Richard III, Royal Shakespeare Theatre, Stratford, until October 8.
By Chris Arnot
One of a cluster of wailing women widowed by the dastardly Richard calls him “a lump of foul deformity”. To his face, what’s more.
Not exactly politically correct. But then the play was written towards the end of the 16th century and set just over 100 years earlier.
As it happens, this particular “lump” has no hump. His back is as straight as a die. (Unlike his morals, needless to say.) As it also happens, Arthur Hughes is apparently the first genuinely disabled actor to take on this much-coveted part.
His right arm is bent near the wrist, the hand somewhat withered. But yes, he can still wield a sword or dagger with his left, if he’s not paying someone else to do his dirty work.
Fans of The Archers may recognise in Hughes the voice of Rory Aldridge. Here, in the central role on a fabled stage, he uses that voice to good effect, proclaiming loudly at its centre and confiding cynically with the audience at its sides.
At one point he observes that “my kingdom stands on brittle glass”.
No change there then. The throne that makes regular appearances on a fast-changing set has a somewhat worn look about it.
Well, it has changed hands at fairly regular intervals during the Wars of the Roses. As those wars approach their ending with the forthcoming Battle of Bosworth, so too does Richard’s short time on the throne that he has coveted for many years longer.
One of the play’s most stunning scenes is staged the night before the battle as he tosses and turns, haunted by well-deserved nightmares.
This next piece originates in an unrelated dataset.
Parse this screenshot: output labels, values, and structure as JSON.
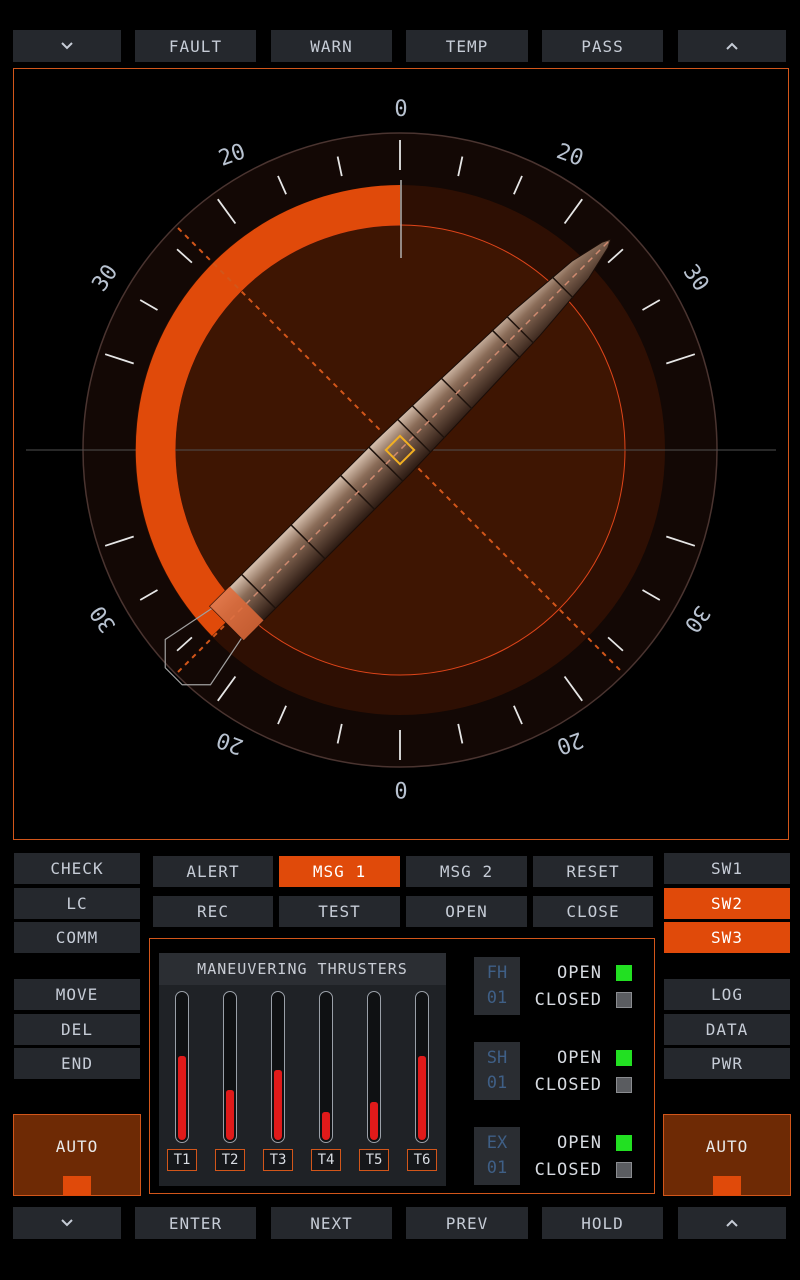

The stone monument that has stayed on stage throughout turns a bloody shade of red and corpse after corpse rolls past in effectively eerie lighting.
A hearse, a hearse, his kingdom for a hearse. For himself, perhaps? The day of the battle dawns decidedly cloudy. The not too “glorious summer of this sun of York” is about to come to a bloody end.
Step forward the Earl of Richmond to become King Henry VII, played with resonant aplomb by Nicholas Armfield.
“The winter of our discontent” is over and the first of the Tudors is about to take that weathered throne.
His granddaughter Elizabeth I was the last of that dynasty and Shakespeare knew all too well how to stay on her side, even if that meant portraying Richard as a somewhat more dastardly figure than he was in real life.
Unlike that short-lived king, our best-loved playwright knew how to keep his head on his shoulders. Thank goodness.
Photo Ellie Kurttz (c) RSC